**WHAT TO WORK ON**
Copy every line of the following data that includes the string "body".

RECORDED DATA Start Marker

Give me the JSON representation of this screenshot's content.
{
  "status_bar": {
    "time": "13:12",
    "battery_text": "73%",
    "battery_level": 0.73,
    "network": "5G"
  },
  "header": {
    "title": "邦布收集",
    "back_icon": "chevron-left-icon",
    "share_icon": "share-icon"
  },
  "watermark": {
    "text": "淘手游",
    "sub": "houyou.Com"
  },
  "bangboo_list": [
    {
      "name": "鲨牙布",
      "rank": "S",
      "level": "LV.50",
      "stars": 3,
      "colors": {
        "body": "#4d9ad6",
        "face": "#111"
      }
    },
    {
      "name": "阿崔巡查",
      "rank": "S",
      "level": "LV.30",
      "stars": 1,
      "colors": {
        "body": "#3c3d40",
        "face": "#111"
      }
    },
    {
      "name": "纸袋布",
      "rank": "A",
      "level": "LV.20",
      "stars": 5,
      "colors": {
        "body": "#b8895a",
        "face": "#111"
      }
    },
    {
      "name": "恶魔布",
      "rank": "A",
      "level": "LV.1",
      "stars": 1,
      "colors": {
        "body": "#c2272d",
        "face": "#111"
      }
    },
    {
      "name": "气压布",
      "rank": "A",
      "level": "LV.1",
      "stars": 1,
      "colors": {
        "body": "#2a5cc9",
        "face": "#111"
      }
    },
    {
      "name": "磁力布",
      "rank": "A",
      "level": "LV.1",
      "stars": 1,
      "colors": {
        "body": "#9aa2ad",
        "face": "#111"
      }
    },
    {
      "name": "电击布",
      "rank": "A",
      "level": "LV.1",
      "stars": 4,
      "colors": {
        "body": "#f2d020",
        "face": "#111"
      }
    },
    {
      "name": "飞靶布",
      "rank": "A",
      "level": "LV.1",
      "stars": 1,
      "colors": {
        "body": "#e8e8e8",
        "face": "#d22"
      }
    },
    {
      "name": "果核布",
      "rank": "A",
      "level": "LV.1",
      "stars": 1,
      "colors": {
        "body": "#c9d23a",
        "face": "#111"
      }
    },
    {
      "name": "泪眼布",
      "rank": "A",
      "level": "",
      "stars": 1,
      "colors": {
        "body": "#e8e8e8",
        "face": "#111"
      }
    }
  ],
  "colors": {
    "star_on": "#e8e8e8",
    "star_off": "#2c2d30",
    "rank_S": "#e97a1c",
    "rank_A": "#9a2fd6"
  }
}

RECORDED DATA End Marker

**EXERCISE OUTPUT**
        "body": "#4d9ad6",
        "body": "#3c3d40",
        "body": "#b8895a",
        "body": "#c2272d",
        "body": "#2a5cc9",
        "body": "#9aa2ad",
        "body": "#f2d020",
        "body": "#e8e8e8",
        "body": "#c9d23a",
        "body": "#e8e8e8",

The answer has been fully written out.